Date of Award
Master of Science (MS)
Goins, Gregory Dr.
A Life Support System (LSS) sustains life for an extended period of time in a closed system that includes waste recycling as a functional method of support. For future space missions, the goal is to build extraterrestrial space bases which employ the concept design of a radiation free LSS environment. Effectively maintaining a LSS in an extraterrestrial space environment is difficult without protection from harmful space radiation such as galactic cosmic radiation (GCR) and solar radiation. Radiation produces high energy ions which penetrates tissue and destroys DNA. Without radiation protection, life in an extraterrestrial environment will perish. Therefore, it is necessary to design a model which not only supports life within the LSS, but also prevents the harmful effects of external destruction from radiation. We must reduce the exposure of the radiation in order to maximize the potential for human survival in a LSS. We hypothesize that countermeasures taken to reduce the effects of radiation will increase safety within a LSS. The specific aims included in this study are to 1) identify various shielding methods for the model which will inhibit radiation exposure from impacting the LSS and 2) reduce the cancerous effects of radiation through Paclitaxel drug treatment. We use numerical integration computer software to simulate our model. Through mathematical modeling we are able to better define treatment options within a LSS with different types of radiation shielding and countermeasures. Results from the model indicate the rate at which tumors occurs with drug treatment. In conclusion, we were able to design an effective model which may help prevent the cancerous effects of radiation exposure through treatment with the Paclitaxel drug.

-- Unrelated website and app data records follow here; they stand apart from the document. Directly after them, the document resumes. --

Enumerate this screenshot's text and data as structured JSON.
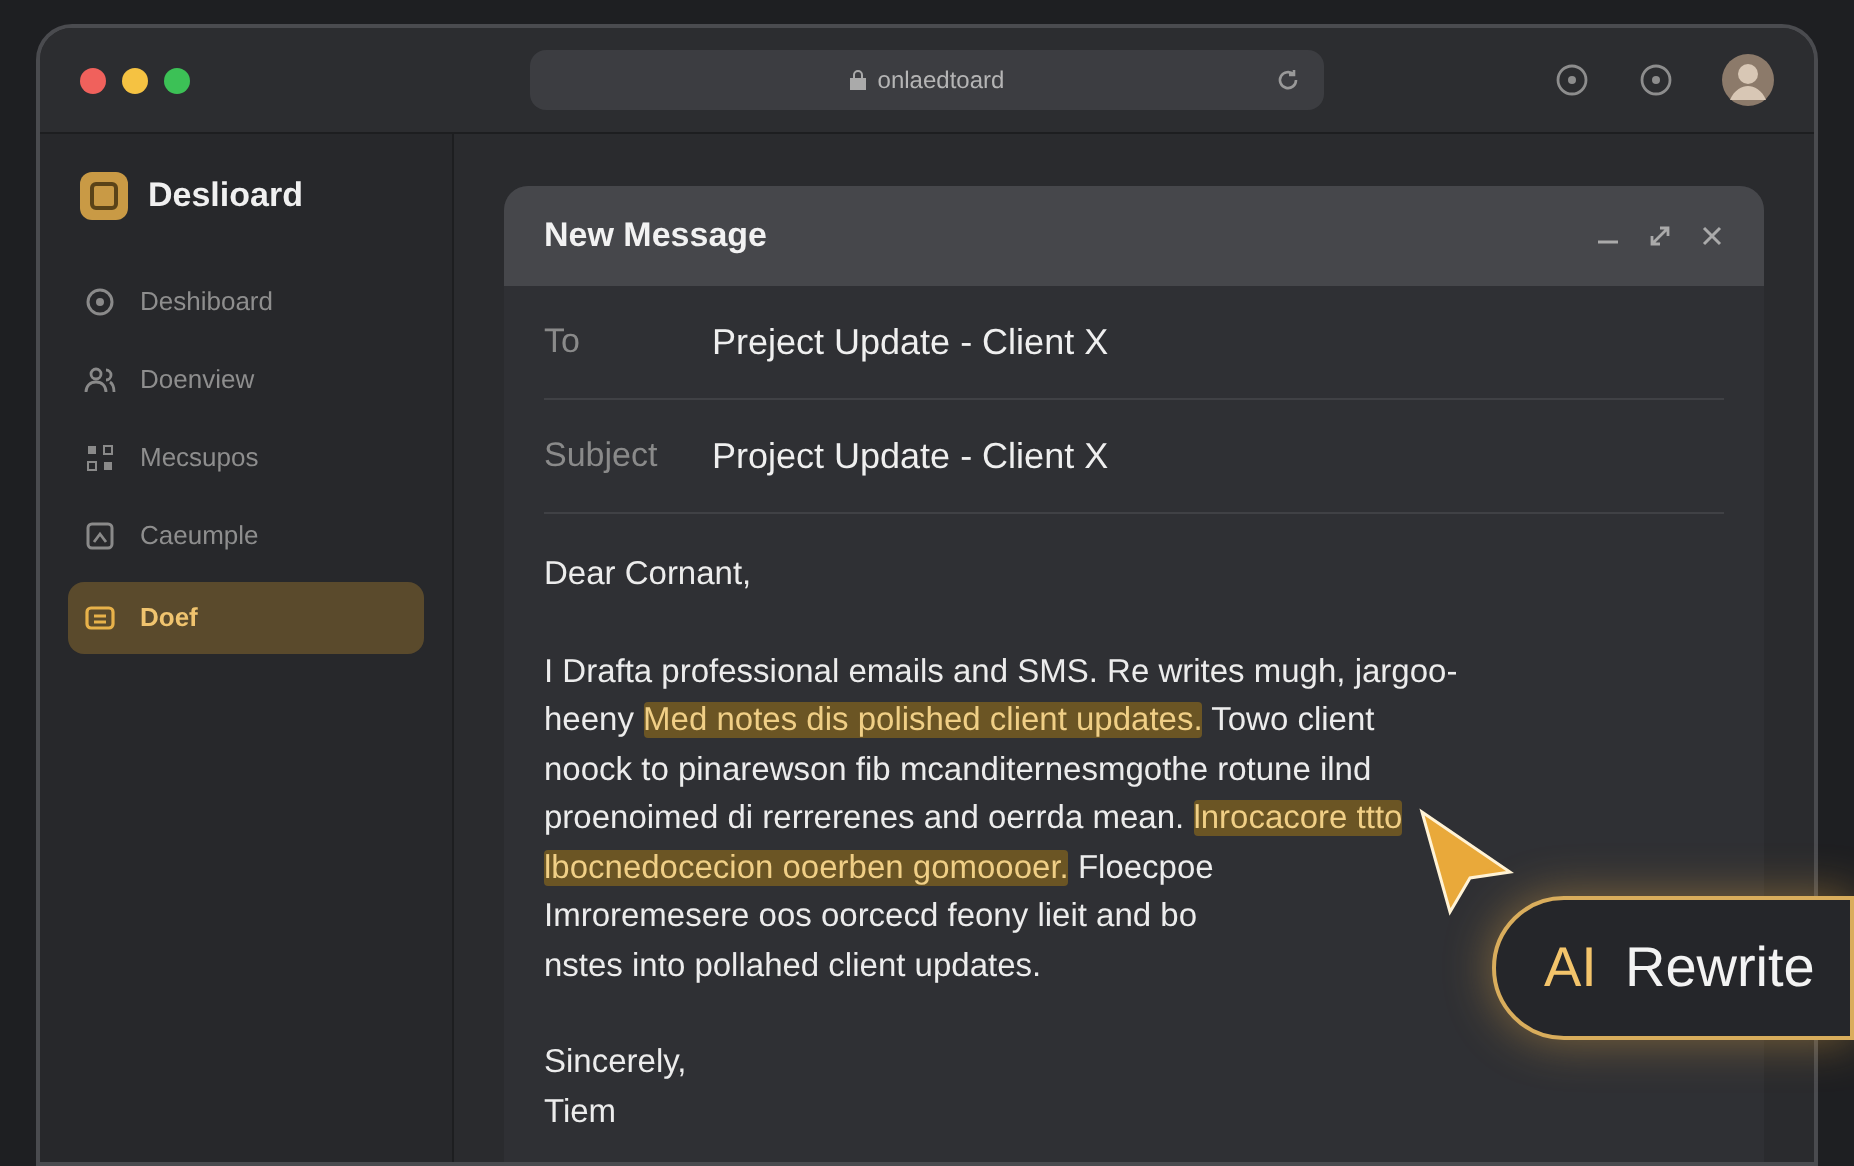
{
  "window": {
    "address": "onlaedtoard"
  },
  "sidebar": {
    "title": "Deslioard",
    "items": [
      {
        "label": "Deshiboard",
        "selected": false
      },
      {
        "label": "Doenview",
        "selected": false
      },
      {
        "label": "Mecsupos",
        "selected": false
      },
      {
        "label": "Caeumple",
        "selected": false
      },
      {
        "label": "Doef",
        "selected": true
      }
    ]
  },
  "compose": {
    "title": "New Message",
    "fields": [
      {
        "label": "To",
        "value": "Preject Update - Client X"
      },
      {
        "label": "Subject",
        "value": "Project Update - Client X"
      }
    ],
    "greeting": "Dear Cornant,",
    "body_lines": [
      [
        {
          "text": "I Drafta professional emails and SMS. Re writes mugh, jargoo-",
          "highlighted": false
        }
      ],
      [
        {
          "text": "heeny ",
          "highlighted": false
        },
        {
          "text": "Med notes dis polished client updates.",
          "highlighted": true
        },
        {
          "text": " Towo client",
          "highlighted": false
        }
      ],
      [
        {
          "text": "noock to pinarewson fib mcanditernesmgothe rotune ilnd",
          "highlighted": false
        }
      ],
      [
        {
          "text": "proenoimed di rerrerenes and oerrda mean. ",
          "highlighted": false
        },
        {
          "text": "lnrocacore ttto",
          "highlighted": true
        }
      ],
      [
        {
          "text": "lbocnedocecion ooerben gomoooer.",
          "highlighted": true
        },
        {
          "text": " Floecpoe",
          "highlighted": false
        }
      ],
      [
        {
          "text": "Imroremesere oos oorcecd feony lieit and bo",
          "highlighted": false
        }
      ],
      [
        {
          "text": "nstes into pollahed client updates.",
          "highlighted": false
        }
      ]
    ],
    "closing": "Sincerely,",
    "signature": "Tiem"
  },
  "ai_button": {
    "badge": "AI",
    "label": "Rewrite"
  }
}
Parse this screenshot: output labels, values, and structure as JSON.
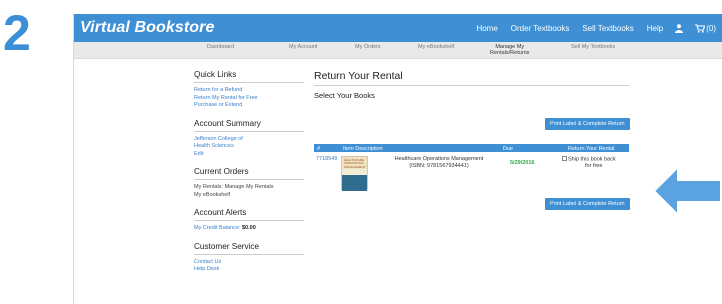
{
  "step_number": "2",
  "app": {
    "brand": "Virtual Bookstore",
    "topnav": {
      "home": "Home",
      "order": "Order Textbooks",
      "sell": "Sell Textbooks",
      "help": "Help",
      "cart": "(0)"
    },
    "subnav": [
      "Dashboard",
      "My Account",
      "My Orders",
      "My eBookshelf",
      "Manage My\nRentals/Returns",
      "Sell My Textbooks"
    ]
  },
  "sidebar": {
    "quick_links": {
      "heading": "Quick Links",
      "items": [
        "Return for a Refund",
        "Return My Rental for Free",
        "Purchase or Extend"
      ]
    },
    "account_summary": {
      "heading": "Account Summary",
      "lines": [
        "Jefferson College of",
        "Health Sciences"
      ],
      "edit": "Edit"
    },
    "current_orders": {
      "heading": "Current Orders",
      "line1": "My Rentals: Manage My Rentals",
      "line2": "My eBookshelf"
    },
    "account_alerts": {
      "heading": "Account Alerts",
      "credit_label": "My Credit Balance:",
      "credit_value": "$0.00"
    },
    "customer_service": {
      "heading": "Customer Service",
      "items": [
        "Contact Us",
        "Help Desk"
      ]
    }
  },
  "main": {
    "title": "Return Your Rental",
    "subtitle": "Select Your Books",
    "button_label": "Print Label & Complete Return",
    "table": {
      "headers": [
        "#",
        "Item Description",
        "Due",
        "Return Your Rental"
      ],
      "rows": [
        {
          "id": "7718549",
          "book_cover_text": "HEALTHCARE OPERATIONS MANAGEMENT",
          "title": "Healthcare Operations Management",
          "isbn": "(ISBN: 9781567934441)",
          "due": "5/29/2016",
          "ship_label": "Ship this book back",
          "ship_label2": "for free"
        }
      ]
    }
  },
  "colors": {
    "brand_blue": "#3e8fd4",
    "step_blue": "#3a8fd6",
    "due_green": "#2fa84a",
    "link_blue": "#3a7fc9"
  },
  "icons": {
    "user": "user-icon",
    "cart": "cart-icon",
    "arrow": "left-arrow-icon"
  }
}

Young, Candice Thompson, "Space Radiation Countermeasures In A Life Support System Of Extraterrestrial Environments" (2012). Theses. 45.